A group of battle-ready residents on Tuesday kicked off plans to oppose a proposed grocery store on Madison's east side.
The group, consisting of more than a dozen neighbors in the Grandview Commons development, hopes to rally support to block the construction of a 62,000-square foot Copps store in their town square on North Star Drive.
"This is a fight we gotta dig in and win," resident John Driscoll said at the meeting in the Grandview Commons neighborhood. "We're not opposed to a store. We want a market, we want a city square, but it's got to be appropriately sized, and put in the right place."
Neighbors take issue with the size of the proposed store, designed to attract customers from outside the Grandview Commons development, which is billed as "an all-inclusive living environment." Many fear the added traffic will cause safety hazards that families have specifically sought to avoid.
Apprehension over safety and size were also aired at a preliminary meeting in February. Developers at that meeting said the economic constraints of the area point to a mid-size store -- larger than a Trader Joe's, but smaller than a Woodman's.
"We don't want to just have people stopping for milk and bread, we want this to be your large one-stop shop," said Dan Farrell, a representative of Roundy's, which owns the Copps chain.
In addition to the grocery store developers and city representatives, the group plans to take aim at Veridian Homes, the developer of their "new urbanism" community.
"I did not move to this neighborhood to deal with commercial trucks and property," John Vardallas, a neighbor said. "This place has porches and a sense of neighborhood, and if you take them to task on their marketing it flies in the face of their motto of 'Dream Build Live.'"
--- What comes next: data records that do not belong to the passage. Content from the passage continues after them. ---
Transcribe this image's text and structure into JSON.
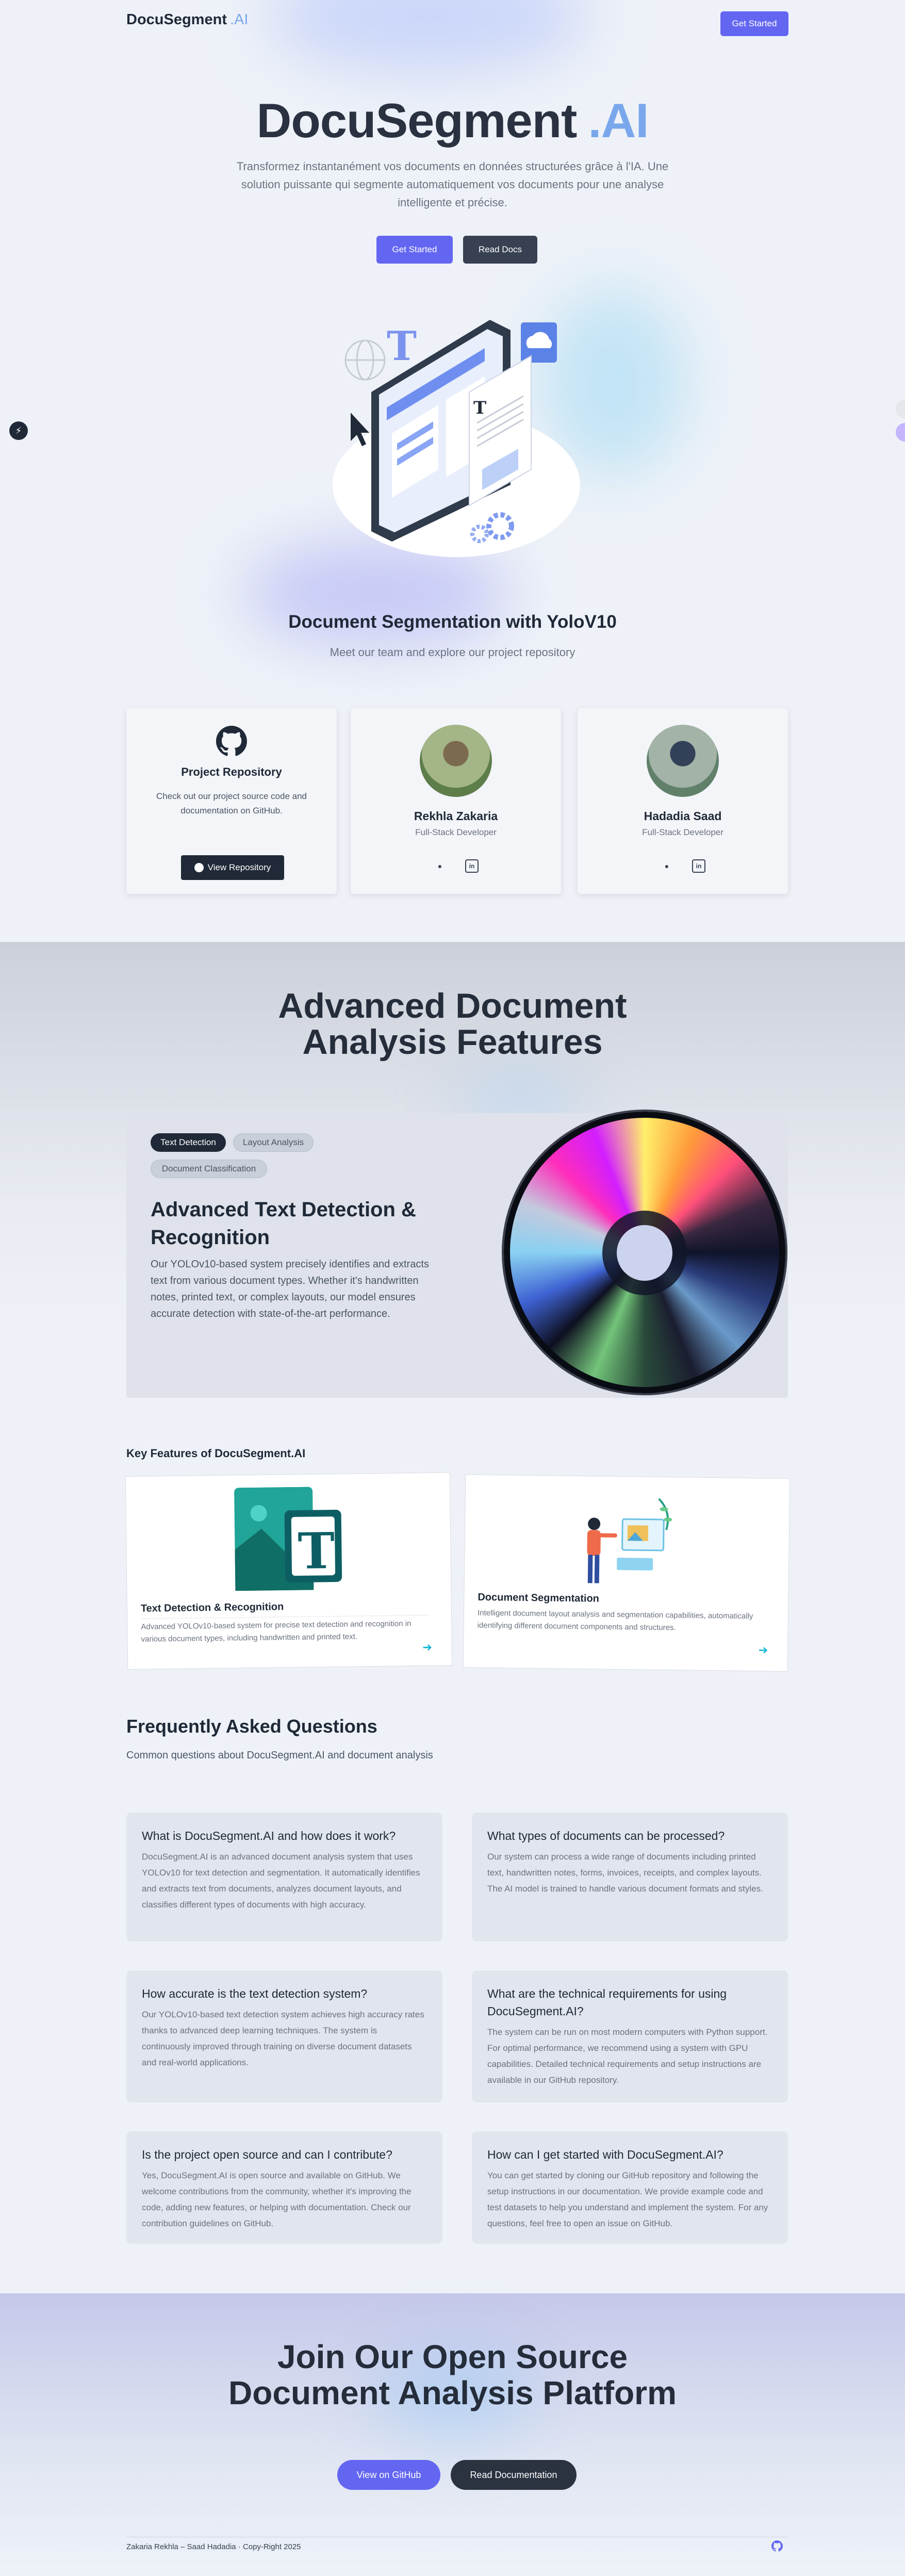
{
  "header": {
    "brand": "DocuSegment",
    "brand_suffix": ".AI",
    "cta": "Get Started"
  },
  "hero": {
    "title": "DocuSegment",
    "title_suffix": ".AI",
    "subtitle": "Transformez instantanément vos documents en données structurées grâce à l'IA. Une solution puissante qui segmente automatiquement vos documents pour une analyse intelligente et précise.",
    "primary_button": "Get Started",
    "secondary_button": "Read Docs"
  },
  "team": {
    "title": "Document Segmentation with YoloV10",
    "subtitle": "Meet our team and explore our project repository",
    "repo_card": {
      "title": "Project Repository",
      "description": "Check out our project source code and documentation on GitHub.",
      "button": "View Repository"
    },
    "members": [
      {
        "name": "Rekhla Zakaria",
        "role": "Full-Stack Developer"
      },
      {
        "name": "Hadadia Saad",
        "role": "Full-Stack Developer"
      }
    ]
  },
  "features": {
    "title_line1": "Advanced Document",
    "title_line2": "Analysis Features",
    "tabs": [
      "Text Detection",
      "Layout Analysis",
      "Document Classification"
    ],
    "active_heading": "Advanced Text Detection & Recognition",
    "active_description": "Our YOLOv10-based system precisely identifies and extracts text from various document types. Whether it's handwritten notes, printed text, or complex layouts, our model ensures accurate detection with state-of-the-art performance."
  },
  "key_features": {
    "title": "Key Features of DocuSegment.AI",
    "cards": [
      {
        "title": "Text Detection & Recognition",
        "description": "Advanced YOLOv10-based system for precise text detection and recognition in various document types, including handwritten and printed text."
      },
      {
        "title": "Document Segmentation",
        "description": "Intelligent document layout analysis and segmentation capabilities, automatically identifying different document components and structures."
      }
    ],
    "arrow": "➔"
  },
  "faq": {
    "title": "Frequently Asked Questions",
    "subtitle": "Common questions about DocuSegment.AI and document analysis",
    "items": [
      {
        "q": "What is DocuSegment.AI and how does it work?",
        "a": "DocuSegment.AI is an advanced document analysis system that uses YOLOv10 for text detection and segmentation. It automatically identifies and extracts text from documents, analyzes document layouts, and classifies different types of documents with high accuracy."
      },
      {
        "q": "What types of documents can be processed?",
        "a": "Our system can process a wide range of documents including printed text, handwritten notes, forms, invoices, receipts, and complex layouts. The AI model is trained to handle various document formats and styles."
      },
      {
        "q": "How accurate is the text detection system?",
        "a": "Our YOLOv10-based text detection system achieves high accuracy rates thanks to advanced deep learning techniques. The system is continuously improved through training on diverse document datasets and real-world applications."
      },
      {
        "q": "What are the technical requirements for using DocuSegment.AI?",
        "a": "The system can be run on most modern computers with Python support. For optimal performance, we recommend using a system with GPU capabilities. Detailed technical requirements and setup instructions are available in our GitHub repository."
      },
      {
        "q": "Is the project open source and can I contribute?",
        "a": "Yes, DocuSegment.AI is open source and available on GitHub. We welcome contributions from the community, whether it's improving the code, adding new features, or helping with documentation. Check our contribution guidelines on GitHub."
      },
      {
        "q": "How can I get started with DocuSegment.AI?",
        "a": "You can get started by cloning our GitHub repository and following the setup instructions in our documentation. We provide example code and test datasets to help you understand and implement the system. For any questions, feel free to open an issue on GitHub."
      }
    ]
  },
  "cta": {
    "title_line1": "Join Our Open Source",
    "title_line2": "Document Analysis Platform",
    "primary_button": "View on GitHub",
    "secondary_button": "Read Documentation"
  },
  "footer": {
    "text": "Zakaria Rekhla – Saad Hadadia · Copy-Right 2025"
  },
  "colors": {
    "accent": "#6366f1",
    "brand_light": "#7aa7ec",
    "dark_button": "#374151"
  }
}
Ald. Lauren Cnare, who represents the neighborhood, is in favor of a grocery store, but admits the current proposal may not be the perfect fit for the area.
"We have to think logically about how everyone who lives there now is going to a grocery store and they don't walk," says Cnare, who was not at Tuesday's meeting. "So there's traffic anyway."
Neighbors at the meeting took the alder to task for wanting to push the proposal through, but Cnare said she is dedicated to the official process.
"Some folks are like 'sure go ahead,' but some aren't," says Cnare. "This is the normal course of discussion. At the end of the day, if we decide it's not a good fit that's okay, but it's not okay to hijack procedures and not try to be as fully engaged as we can."
Neighbors including Barbara Davis plan to distribute flyers this weekend to gain support for a smaller store and draw attention to the next Plan Commission meeting, on April 26.